I am gratified to be able to transmit this statement of General McClellan's, as I certainly understood his letter of the 18th instant as an accusation of a grave character against this Department, and as such an swered it, I trust, satisfactorily.
As no copy of General McClellan's letter of the 18th instant was retained in this office, I request that a copy may be furnished for the records.
I am, very respectfully, your obedient servant,
M. C. MEIGS,
HDQRS. INSPECTOR OF ARTILLERY, U. S. ARMY, Washington, October 23, 1862.
Colonel J. C. KELTON,
Assistant Adjutant-General, Headquarters of the Army:
COLONEL: The breaking down of a very serviceable mounted battery in a recent cavalry reconnaissance to the Rappahannock (wherein it is stated that 60 miles were marched in twenty-four successive hours), affords the opportunity to offer a few suggestions, which I beg respectfully to present to the consideration of the General-in-Chief. I would recommend that whenever artillery is required upon cavalry reconnaissances, batteries, or parts of batteries, of horse artillery only be used. The organization of the ordinary mounted batteries of the service does not adapt them to the rapid and long-sustained marches of cavalry, and they must, whenever so used, be either broken down or rendered unserviceable for many weeks. If one field battery in each army corps is organized and equipped as horse artillery, these will ordinarily be a force of this special arm sufficient for all cavalry operations. In the event of batteries of horse artillery not being at hand, or not available at the moment, for this special service, I offer the following recommendations to adapt temporarily the mounted batteries for rapid movement:
1st. Detail, for the occasion, a sufficient number of horses from the cavalry upon which to mount the cannoneers.
2d. March without caissons, or, at most, with only the caisson limber. The first (which on many accounts is preferable) would give 50 rounds per gun, which would ordinarily be sufficient; the latter, 100 rounds per gun, a supply amply sufficient for any circumstances likely to attend such special service. I think too large a force of artillery is generally taken upon cavalry reconnaissances. A force of 1,200 or 1,500 cavalry will not require more than one section (two guns), unless it be intended to divide the forces and march upon two roads, when two sections (four guns) should be taken. In no case, however, if artillery is used at all, should less than two guns be taken.

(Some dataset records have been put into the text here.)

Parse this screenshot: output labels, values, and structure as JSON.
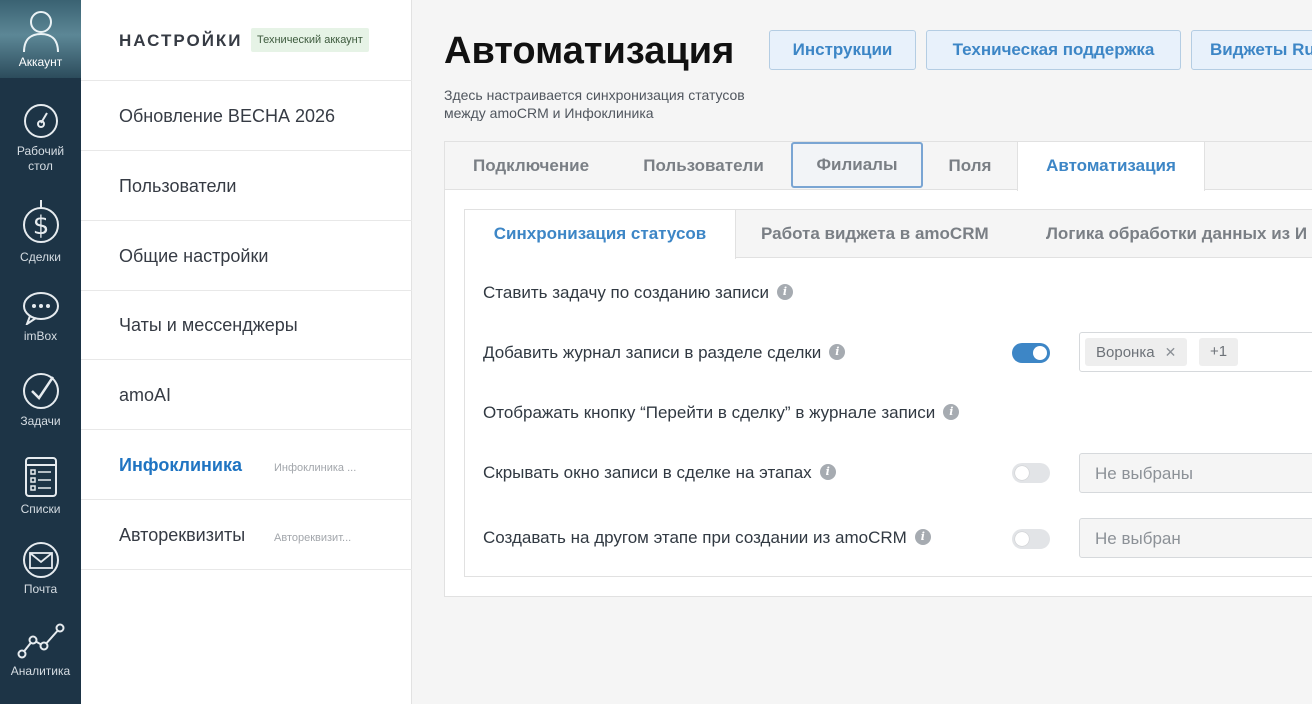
{
  "nav": {
    "account": "Аккаунт",
    "items": [
      {
        "label": "Рабочий стол",
        "icon": "gauge-icon"
      },
      {
        "label": "Сделки",
        "icon": "dollar-icon"
      },
      {
        "label": "imBox",
        "icon": "chat-bubble-icon"
      },
      {
        "label": "Задачи",
        "icon": "checkmark-icon"
      },
      {
        "label": "Списки",
        "icon": "list-icon"
      },
      {
        "label": "Почта",
        "icon": "mail-icon"
      },
      {
        "label": "Аналитика",
        "icon": "analytics-icon"
      }
    ]
  },
  "sidebar": {
    "title": "НАСТРОЙКИ",
    "badge": "Технический аккаунт",
    "items": [
      {
        "label": "Обновление ВЕСНА 2026",
        "sub": ""
      },
      {
        "label": "Пользователи",
        "sub": ""
      },
      {
        "label": "Общие настройки",
        "sub": ""
      },
      {
        "label": "Чаты и мессенджеры",
        "sub": ""
      },
      {
        "label": "amoAI",
        "sub": ""
      },
      {
        "label": "Инфоклиника",
        "sub": "Инфоклиника ..."
      },
      {
        "label": "Автореквизиты",
        "sub": "Автореквизит..."
      }
    ]
  },
  "header": {
    "title": "Автоматизация",
    "subtitle": "Здесь настраивается синхронизация статусов между amoCRM и Инфоклиника",
    "buttons": [
      "Инструкции",
      "Техническая поддержка",
      "Виджеты Ru"
    ]
  },
  "tabs": [
    "Подключение",
    "Пользователи",
    "Филиалы",
    "Поля",
    "Автоматизация"
  ],
  "subtabs": [
    "Синхронизация статусов",
    "Работа виджета в amoCRM",
    "Логика обработки данных из И"
  ],
  "settings": [
    {
      "label": "Ставить задачу по созданию записи",
      "info": "i"
    },
    {
      "label": "Добавить журнал записи в разделе сделки",
      "info": "i",
      "toggle": true,
      "chips": [
        "Воронка"
      ],
      "chips_more": "+1"
    },
    {
      "label": "Отображать кнопку “Перейти в сделку” в журнале записи",
      "info": "i"
    },
    {
      "label": "Скрывать окно записи в сделке на этапах",
      "info": "i",
      "toggle": false,
      "placeholder": "Не выбраны"
    },
    {
      "label": "Создавать на другом этапе при создании из amoCRM",
      "info": "i",
      "toggle": false,
      "placeholder": "Не выбран"
    }
  ],
  "colors": {
    "accent": "#3d86c6",
    "nav_bg": "#1d3446",
    "active_link": "#1f74c2"
  }
}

I am, colonel, very respectfully, your obedient servant,
WILLIAM F. BARBY,
Brigadier-General and Inspector of Artillery.
WAR DEPARTMENT, Washington City, October 23, 1862.
GENERAL: The inclosed telegram from Governor Curtin is referred